In all, around 2,000 people protested in Paris, local officials said, with the streets of the capital ringing to chants of “Macron resign!”
Police in the city of Lyon reported that protesters lit bins on fire and hurled projectiles at officers before being driven back by tear gas, with similar scenes in other major towns.
Opponents from across the board said Macron’s speech had only reinforced concerns about how the reform was handled.
“He chose to turn his back on the French and ignore their suffering,” said far-right figurehead and former presidential candidate Le Pen.
Hard-left leader Jean-Luc Melenchon said Macron was “totally out of touch with reality”.
CFDT union leader Laurent Berger said Macron had “not uttered a word” on easing tensions.
Possibly more troublingly for the president, the head of the right-wing Republicans who supported the reform, Eric Ciotti, dismissed the speech as a “catalogue of pious wishes” and said Macron’s “method had clearly not changed”.
Although unions have spurned an invitation for talks with Macron, he is due on Tuesday to meet employers’ associations at the Elysee.
Macron said he had tasked his government led by Prime Minister Elisabeth Borne to lead 100 days of action “at the service of France” to ease tensions and promote unity.
‘Within slapping range’
The prime minister should lay out a roadmap in the next days with the first results to be announced on France’s national day on July 14, Macron said.
He promised “major announcements” during May including action against juvenile delinquency and also “reinforcing controls against illegal immigration”.
But no cabinet reshuffle is planned in the near future, several sources close to the presidency told AFP.
The president, often consumed with diplomacy, will this week also make at least one trip within France after criticism that he is failing to connect with people.
“I want Macron to spend more time on the ground,” said one cabinet minister, who asked not to be named. Even “within range of being slapped”.
The crisis also comes at a time of increasing challenges on the international stage for Macron, who faced accusations of cosying up to China on a visit to Beijing.
Macron, 45, came to power in 2017 promising reform and a fresh new politics. But opponents accuse him of increasingly reclusive and anti-democratic behaviour.

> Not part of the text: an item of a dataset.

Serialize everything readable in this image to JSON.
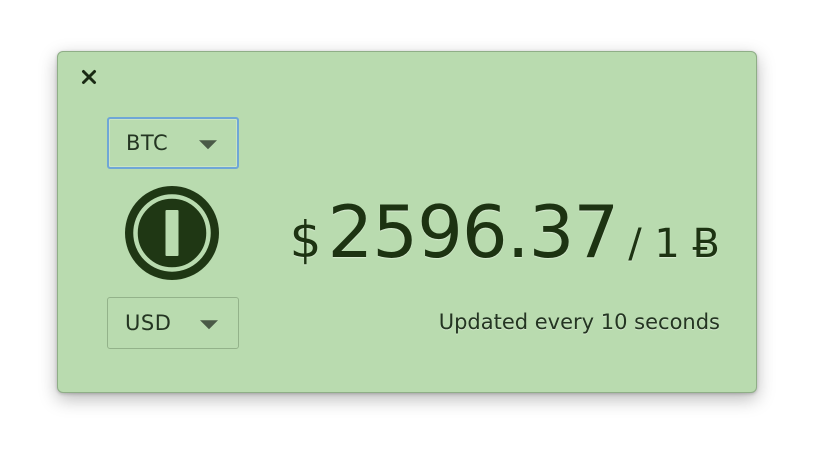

“Emmanuel Macron is far from finished from having to deal with the social and political crisis, which he continues to dangerously stir up,” said Le Monde newspaper in an editorial.